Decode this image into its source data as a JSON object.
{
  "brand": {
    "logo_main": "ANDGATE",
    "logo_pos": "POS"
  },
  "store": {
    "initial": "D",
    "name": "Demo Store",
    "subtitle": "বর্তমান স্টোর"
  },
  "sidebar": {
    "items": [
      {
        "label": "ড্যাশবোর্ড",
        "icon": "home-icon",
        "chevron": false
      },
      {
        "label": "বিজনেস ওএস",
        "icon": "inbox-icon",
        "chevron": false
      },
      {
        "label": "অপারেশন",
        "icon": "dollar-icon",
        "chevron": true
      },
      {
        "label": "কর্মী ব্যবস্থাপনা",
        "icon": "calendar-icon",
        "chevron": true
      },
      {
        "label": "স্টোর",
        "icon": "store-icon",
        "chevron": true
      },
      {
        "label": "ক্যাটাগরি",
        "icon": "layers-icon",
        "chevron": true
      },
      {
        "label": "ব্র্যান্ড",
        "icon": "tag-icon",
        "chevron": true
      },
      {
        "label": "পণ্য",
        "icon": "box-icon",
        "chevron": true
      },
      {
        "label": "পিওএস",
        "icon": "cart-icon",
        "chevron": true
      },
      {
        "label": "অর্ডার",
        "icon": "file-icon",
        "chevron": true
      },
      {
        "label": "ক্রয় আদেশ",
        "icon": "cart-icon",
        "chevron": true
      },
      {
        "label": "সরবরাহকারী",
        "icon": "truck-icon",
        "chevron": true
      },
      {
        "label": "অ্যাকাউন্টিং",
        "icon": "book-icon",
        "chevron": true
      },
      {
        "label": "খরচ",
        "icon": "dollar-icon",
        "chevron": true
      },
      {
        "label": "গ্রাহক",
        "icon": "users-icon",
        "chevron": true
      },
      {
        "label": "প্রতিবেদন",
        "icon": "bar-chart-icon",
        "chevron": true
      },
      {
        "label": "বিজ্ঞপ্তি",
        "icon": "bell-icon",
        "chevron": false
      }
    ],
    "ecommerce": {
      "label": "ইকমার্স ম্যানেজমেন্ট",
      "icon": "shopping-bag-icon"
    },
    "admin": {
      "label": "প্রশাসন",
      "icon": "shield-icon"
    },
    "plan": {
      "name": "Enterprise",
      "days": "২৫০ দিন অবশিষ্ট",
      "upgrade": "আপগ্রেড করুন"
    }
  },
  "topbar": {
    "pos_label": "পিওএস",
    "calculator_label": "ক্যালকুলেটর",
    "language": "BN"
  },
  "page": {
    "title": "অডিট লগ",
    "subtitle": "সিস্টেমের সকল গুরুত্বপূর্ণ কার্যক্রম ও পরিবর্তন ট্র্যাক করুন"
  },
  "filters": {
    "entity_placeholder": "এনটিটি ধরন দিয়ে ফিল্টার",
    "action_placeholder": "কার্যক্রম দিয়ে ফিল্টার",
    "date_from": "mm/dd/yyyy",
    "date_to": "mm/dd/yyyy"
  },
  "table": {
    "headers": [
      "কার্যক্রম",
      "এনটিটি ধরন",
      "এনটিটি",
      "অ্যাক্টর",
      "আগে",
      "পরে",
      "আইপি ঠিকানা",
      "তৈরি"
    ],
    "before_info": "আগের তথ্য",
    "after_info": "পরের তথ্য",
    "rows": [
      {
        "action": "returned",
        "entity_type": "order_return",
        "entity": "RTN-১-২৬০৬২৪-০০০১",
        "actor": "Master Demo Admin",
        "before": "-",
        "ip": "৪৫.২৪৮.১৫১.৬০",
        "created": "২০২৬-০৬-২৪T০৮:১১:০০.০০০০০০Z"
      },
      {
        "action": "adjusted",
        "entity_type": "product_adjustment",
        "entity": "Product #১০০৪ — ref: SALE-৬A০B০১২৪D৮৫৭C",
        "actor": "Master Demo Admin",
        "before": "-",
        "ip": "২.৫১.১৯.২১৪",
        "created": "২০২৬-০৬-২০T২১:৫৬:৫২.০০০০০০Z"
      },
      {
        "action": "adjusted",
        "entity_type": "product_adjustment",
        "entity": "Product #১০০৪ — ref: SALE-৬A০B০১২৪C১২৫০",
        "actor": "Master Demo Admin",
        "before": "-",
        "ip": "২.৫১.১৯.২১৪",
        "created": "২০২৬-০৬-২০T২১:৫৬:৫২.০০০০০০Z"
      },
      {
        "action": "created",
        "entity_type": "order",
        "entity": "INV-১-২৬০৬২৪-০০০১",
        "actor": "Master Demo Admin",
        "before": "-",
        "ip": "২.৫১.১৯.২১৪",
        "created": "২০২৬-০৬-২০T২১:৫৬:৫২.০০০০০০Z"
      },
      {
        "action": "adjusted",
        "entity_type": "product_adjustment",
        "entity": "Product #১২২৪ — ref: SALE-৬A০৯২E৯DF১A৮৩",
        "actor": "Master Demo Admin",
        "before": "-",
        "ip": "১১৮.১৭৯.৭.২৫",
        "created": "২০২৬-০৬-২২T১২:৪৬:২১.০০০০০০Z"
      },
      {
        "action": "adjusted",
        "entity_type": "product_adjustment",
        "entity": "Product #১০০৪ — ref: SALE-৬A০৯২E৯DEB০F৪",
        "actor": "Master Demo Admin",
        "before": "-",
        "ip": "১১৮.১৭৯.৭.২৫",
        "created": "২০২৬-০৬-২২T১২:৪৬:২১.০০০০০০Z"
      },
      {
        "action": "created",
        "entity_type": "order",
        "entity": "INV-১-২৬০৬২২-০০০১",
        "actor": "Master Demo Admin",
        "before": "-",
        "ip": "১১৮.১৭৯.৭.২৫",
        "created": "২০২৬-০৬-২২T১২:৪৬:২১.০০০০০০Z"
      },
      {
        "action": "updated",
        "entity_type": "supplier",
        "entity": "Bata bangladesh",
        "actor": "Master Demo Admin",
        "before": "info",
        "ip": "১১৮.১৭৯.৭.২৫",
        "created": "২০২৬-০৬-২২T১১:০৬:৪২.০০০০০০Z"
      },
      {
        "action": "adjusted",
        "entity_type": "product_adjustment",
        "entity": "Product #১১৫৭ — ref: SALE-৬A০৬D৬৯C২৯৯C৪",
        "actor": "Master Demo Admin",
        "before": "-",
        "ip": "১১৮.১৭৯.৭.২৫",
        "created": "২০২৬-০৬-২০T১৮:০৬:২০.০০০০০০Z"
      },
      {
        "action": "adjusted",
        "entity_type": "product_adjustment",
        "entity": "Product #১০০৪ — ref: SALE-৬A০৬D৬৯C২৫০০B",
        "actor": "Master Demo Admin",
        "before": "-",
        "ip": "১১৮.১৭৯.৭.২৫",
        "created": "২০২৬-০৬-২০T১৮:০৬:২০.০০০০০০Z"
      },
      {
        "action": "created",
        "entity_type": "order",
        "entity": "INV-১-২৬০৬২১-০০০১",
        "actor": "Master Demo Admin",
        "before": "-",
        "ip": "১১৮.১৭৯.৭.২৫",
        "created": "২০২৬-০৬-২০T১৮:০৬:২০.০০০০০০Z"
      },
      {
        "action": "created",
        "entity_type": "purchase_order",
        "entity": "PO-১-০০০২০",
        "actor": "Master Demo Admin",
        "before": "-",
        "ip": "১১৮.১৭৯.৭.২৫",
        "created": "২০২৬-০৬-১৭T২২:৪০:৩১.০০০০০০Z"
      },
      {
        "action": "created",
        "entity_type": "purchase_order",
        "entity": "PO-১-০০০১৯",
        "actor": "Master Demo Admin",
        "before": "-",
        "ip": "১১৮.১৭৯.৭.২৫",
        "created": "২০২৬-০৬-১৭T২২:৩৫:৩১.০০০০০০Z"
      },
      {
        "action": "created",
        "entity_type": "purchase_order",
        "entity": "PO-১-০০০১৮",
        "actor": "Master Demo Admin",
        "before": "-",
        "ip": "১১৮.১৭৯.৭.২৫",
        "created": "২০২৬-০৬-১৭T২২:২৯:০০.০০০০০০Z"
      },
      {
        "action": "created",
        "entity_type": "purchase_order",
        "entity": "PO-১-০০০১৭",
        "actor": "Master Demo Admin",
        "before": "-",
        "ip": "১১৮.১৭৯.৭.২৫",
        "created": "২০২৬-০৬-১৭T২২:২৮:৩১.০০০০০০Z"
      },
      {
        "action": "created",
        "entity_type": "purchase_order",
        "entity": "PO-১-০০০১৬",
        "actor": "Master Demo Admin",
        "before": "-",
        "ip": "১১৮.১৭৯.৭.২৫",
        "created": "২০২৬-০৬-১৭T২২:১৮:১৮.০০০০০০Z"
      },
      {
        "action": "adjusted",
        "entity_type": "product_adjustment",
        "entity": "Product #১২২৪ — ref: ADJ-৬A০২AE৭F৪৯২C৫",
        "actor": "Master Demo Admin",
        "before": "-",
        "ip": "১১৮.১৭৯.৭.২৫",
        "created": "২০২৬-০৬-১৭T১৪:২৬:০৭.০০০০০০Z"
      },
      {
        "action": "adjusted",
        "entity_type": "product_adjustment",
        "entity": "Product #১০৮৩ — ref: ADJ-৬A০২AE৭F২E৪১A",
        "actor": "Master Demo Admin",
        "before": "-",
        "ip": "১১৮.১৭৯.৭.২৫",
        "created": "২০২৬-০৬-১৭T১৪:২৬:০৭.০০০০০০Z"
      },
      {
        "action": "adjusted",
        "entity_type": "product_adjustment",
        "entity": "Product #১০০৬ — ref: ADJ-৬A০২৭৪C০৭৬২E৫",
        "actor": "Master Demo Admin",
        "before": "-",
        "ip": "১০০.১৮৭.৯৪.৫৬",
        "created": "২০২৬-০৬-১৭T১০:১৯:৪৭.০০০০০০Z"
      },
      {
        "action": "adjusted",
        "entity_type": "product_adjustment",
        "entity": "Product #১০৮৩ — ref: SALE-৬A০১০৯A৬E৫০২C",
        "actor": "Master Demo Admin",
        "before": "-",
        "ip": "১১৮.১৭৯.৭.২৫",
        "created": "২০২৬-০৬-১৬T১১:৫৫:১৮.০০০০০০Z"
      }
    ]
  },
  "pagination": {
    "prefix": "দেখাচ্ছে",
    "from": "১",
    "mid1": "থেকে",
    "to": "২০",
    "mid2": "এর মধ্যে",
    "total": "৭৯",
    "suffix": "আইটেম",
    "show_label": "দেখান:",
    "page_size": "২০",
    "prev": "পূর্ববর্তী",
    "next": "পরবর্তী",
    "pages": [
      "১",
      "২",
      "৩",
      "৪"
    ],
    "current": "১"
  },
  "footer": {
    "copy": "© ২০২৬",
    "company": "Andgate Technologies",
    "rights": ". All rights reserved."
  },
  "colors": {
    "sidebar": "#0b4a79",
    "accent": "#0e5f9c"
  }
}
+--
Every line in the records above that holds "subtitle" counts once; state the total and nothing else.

2